== EXERCISE DESCRIPTION ==
Could you print the data that follows exactly as given?

--- DATA IN THIS EXERCISE Enclosed Below ---

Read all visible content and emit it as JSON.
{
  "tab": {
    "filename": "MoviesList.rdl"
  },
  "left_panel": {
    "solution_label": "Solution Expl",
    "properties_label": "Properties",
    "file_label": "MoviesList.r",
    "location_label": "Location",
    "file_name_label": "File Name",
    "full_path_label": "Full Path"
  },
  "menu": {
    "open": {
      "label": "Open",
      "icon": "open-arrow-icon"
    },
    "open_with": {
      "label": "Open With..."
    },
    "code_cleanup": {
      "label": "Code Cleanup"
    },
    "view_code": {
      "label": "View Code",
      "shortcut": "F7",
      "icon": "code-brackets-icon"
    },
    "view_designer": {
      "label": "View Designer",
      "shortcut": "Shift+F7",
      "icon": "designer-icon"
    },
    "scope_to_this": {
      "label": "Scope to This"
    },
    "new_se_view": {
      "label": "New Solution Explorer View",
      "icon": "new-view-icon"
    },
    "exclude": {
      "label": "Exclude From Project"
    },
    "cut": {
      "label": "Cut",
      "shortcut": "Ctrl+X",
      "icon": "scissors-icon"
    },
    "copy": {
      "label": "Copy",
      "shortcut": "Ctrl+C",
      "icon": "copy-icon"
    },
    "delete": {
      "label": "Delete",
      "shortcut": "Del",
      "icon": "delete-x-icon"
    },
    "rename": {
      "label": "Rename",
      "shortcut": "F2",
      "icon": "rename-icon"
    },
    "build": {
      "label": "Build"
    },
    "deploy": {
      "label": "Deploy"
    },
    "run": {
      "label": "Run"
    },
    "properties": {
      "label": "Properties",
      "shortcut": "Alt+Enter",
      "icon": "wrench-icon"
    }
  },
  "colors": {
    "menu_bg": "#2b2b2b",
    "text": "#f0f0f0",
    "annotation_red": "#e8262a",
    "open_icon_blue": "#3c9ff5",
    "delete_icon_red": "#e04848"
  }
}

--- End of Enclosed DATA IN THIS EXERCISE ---

== RESPONSE TO THIS EXERCISE ==
Read all visible content and emit it as JSON.
{
  "tab": {
    "filename": "MoviesList.rdl"
  },
  "left_panel": {
    "solution_label": "Solution Expl",
    "properties_label": "Properties",
    "file_label": "MoviesList.r",
    "location_label": "Location",
    "file_name_label": "File Name",
    "full_path_label": "Full Path"
  },
  "menu": {
    "open": {
      "label": "Open",
      "icon": "open-arrow-icon"
    },
    "open_with": {
      "label": "Open With..."
    },
    "code_cleanup": {
      "label": "Code Cleanup"
    },
    "view_code": {
      "label": "View Code",
      "shortcut": "F7",
      "icon": "code-brackets-icon"
    },
    "view_designer": {
      "label": "View Designer",
      "shortcut": "Shift+F7",
      "icon": "designer-icon"
    },
    "scope_to_this": {
      "label": "Scope to This"
    },
    "new_se_view": {
      "label": "New Solution Explorer View",
      "icon": "new-view-icon"
    },
    "exclude": {
      "label": "Exclude From Project"
    },
    "cut": {
      "label": "Cut",
      "shortcut": "Ctrl+X",
      "icon": "scissors-icon"
    },
    "copy": {
      "label": "Copy",
      "shortcut": "Ctrl+C",
      "icon": "copy-icon"
    },
    "delete": {
      "label": "Delete",
      "shortcut": "Del",
      "icon": "delete-x-icon"
    },
    "rename": {
      "label": "Rename",
      "shortcut": "F2",
      "icon": "rename-icon"
    },
    "build": {
      "label": "Build"
    },
    "deploy": {
      "label": "Deploy"
    },
    "run": {
      "label": "Run"
    },
    "properties": {
      "label": "Properties",
      "shortcut": "Alt+Enter",
      "icon": "wrench-icon"
    }
  },
  "colors": {
    "menu_bg": "#2b2b2b",
    "text": "#f0f0f0",
    "annotation_red": "#e8262a",
    "open_icon_blue": "#3c9ff5",
    "delete_icon_red": "#e04848"
  }
}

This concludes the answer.